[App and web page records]
━━━━━━━━

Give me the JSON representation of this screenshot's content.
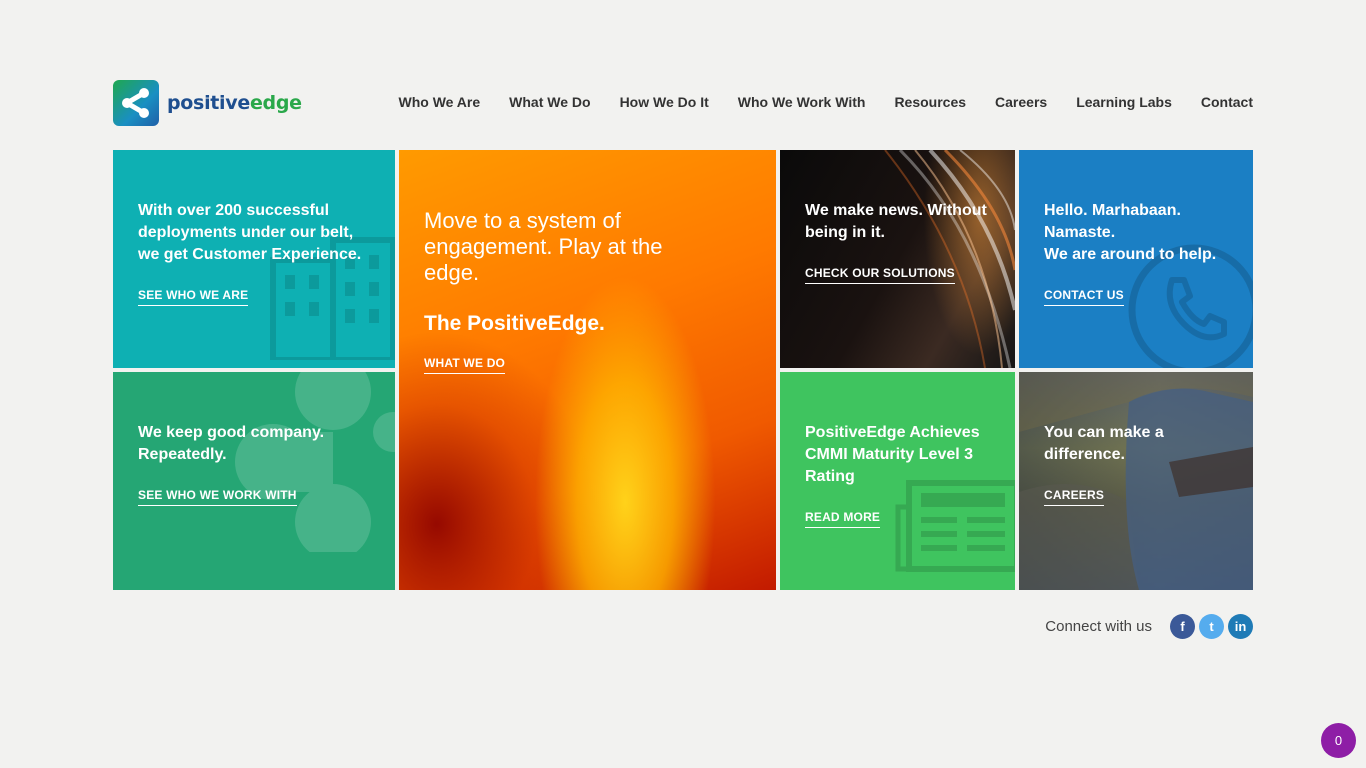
{
  "brand": {
    "name_part1": "positive",
    "name_part2": "edge"
  },
  "nav": {
    "items": [
      {
        "label": "Who We Are"
      },
      {
        "label": "What We Do"
      },
      {
        "label": "How We Do It"
      },
      {
        "label": "Who We Work With"
      },
      {
        "label": "Resources"
      },
      {
        "label": "Careers"
      },
      {
        "label": "Learning Labs"
      },
      {
        "label": "Contact"
      }
    ]
  },
  "tiles": {
    "who_we_are": {
      "text": "With over 200 successful deployments under our belt, we get Customer Experience.",
      "link": "SEE WHO WE ARE",
      "color": "#0eb0b3",
      "icon": "building-icon"
    },
    "work_with": {
      "text": "We keep good company. Repeatedly.",
      "link": "SEE WHO WE WORK WITH",
      "color": "#25a674",
      "icon": "network-icon"
    },
    "hero": {
      "title": "Move to a system of engagement. Play at the edge.",
      "subtitle": "The PositiveEdge.",
      "link": "WHAT WE DO"
    },
    "news": {
      "text": "We make news. Without being in it.",
      "link": "CHECK OUR SOLUTIONS"
    },
    "contact": {
      "text_line1": "Hello. Marhabaan. Namaste.",
      "text_line2": "We are around to help.",
      "link": "CONTACT US",
      "color": "#1b7fc4",
      "icon": "phone-icon"
    },
    "cmmi": {
      "text": "PositiveEdge Achieves CMMI Maturity Level 3 Rating",
      "link": "READ MORE",
      "color": "#3fc45f",
      "icon": "newspaper-icon"
    },
    "careers": {
      "text": "You can make a difference.",
      "link": "CAREERS"
    }
  },
  "footer": {
    "connect_label": "Connect with us",
    "social": [
      {
        "icon": "facebook-icon",
        "glyph": "f"
      },
      {
        "icon": "twitter-icon",
        "glyph": "t"
      },
      {
        "icon": "linkedin-icon",
        "glyph": "in"
      }
    ]
  },
  "badge": {
    "count": "0",
    "color": "#8e1ea6"
  }
}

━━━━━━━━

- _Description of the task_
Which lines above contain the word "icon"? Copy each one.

- _Exercise output_
      "icon": "building-icon"
      "icon": "network-icon"
      "icon": "phone-icon"
      "icon": "newspaper-icon"
        "icon": "facebook-icon",
        "icon": "twitter-icon",
        "icon": "linkedin-icon",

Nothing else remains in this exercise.